Researchers at the University of Pittsburgh Cancer Institute demonstrated the cancer-fighting powers of broccoli sprout extract in human, animal and lab tests.
"With head and neck cancer, we often clear patients of cancer only to see it come back with deadly consequences a few years later," lead author Julie Bauman, M.D., M.P.H., co-director of the University of Pittsburgh Medical Center Head and Neck Cancer Center of Excellence, said in a university release published on medicalxpress.com. "Unfortunately, previous efforts to develop a preventative drug to reduce this risk have been inefficient, intolerable in patients and expensive. That led us to 'green chemoprevention'—the cost-effective development of treatments based upon whole plants or their extracts."

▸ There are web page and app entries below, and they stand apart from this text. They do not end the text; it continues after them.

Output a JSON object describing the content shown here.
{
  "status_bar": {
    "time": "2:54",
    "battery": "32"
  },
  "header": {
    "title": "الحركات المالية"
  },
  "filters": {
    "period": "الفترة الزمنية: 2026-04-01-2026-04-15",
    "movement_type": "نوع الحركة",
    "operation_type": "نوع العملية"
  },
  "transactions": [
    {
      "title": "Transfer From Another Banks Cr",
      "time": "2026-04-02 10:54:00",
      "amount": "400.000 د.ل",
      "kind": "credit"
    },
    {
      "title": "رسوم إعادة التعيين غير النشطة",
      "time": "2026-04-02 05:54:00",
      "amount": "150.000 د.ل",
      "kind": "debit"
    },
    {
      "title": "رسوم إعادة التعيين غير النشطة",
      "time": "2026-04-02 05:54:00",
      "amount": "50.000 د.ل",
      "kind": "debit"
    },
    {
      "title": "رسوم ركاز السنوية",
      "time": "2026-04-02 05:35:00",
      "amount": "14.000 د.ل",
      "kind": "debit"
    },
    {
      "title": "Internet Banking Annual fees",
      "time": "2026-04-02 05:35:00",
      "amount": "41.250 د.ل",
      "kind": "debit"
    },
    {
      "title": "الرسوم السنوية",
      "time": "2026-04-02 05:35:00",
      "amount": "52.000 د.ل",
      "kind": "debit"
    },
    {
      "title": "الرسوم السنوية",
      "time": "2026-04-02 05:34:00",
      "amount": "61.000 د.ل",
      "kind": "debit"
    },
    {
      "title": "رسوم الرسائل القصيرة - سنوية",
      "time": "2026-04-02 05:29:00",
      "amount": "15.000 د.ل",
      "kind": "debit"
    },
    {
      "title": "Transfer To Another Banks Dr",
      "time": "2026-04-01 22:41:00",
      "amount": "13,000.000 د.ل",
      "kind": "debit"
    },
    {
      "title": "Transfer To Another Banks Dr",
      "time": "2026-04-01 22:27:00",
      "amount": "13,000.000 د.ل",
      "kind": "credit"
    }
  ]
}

Broccoli and other cruciferous veggies have a high concentration of the compound sulforaphane, which previous research has shown may protect against people against environmental carcinogens. In the new trials, researchers found that sulforaphane kicks up cells’ production of a protein that turns on genes that help detox carcinogens. Their findings were published in the journal Cancer Prevention Research. Encouraged by broccoli’s potency, the researchers have started a larger trial with humans.
"Head and neck cancers account for approximately 3 percent of all cancers in the U.S., but that burden is far greater in many developing countries," said Bauman. "A preventative drug created from whole plants or their extracts may ease the costs of production and distribution, and ultimately have a huge positive impact on mortality and quality of life in people around the world."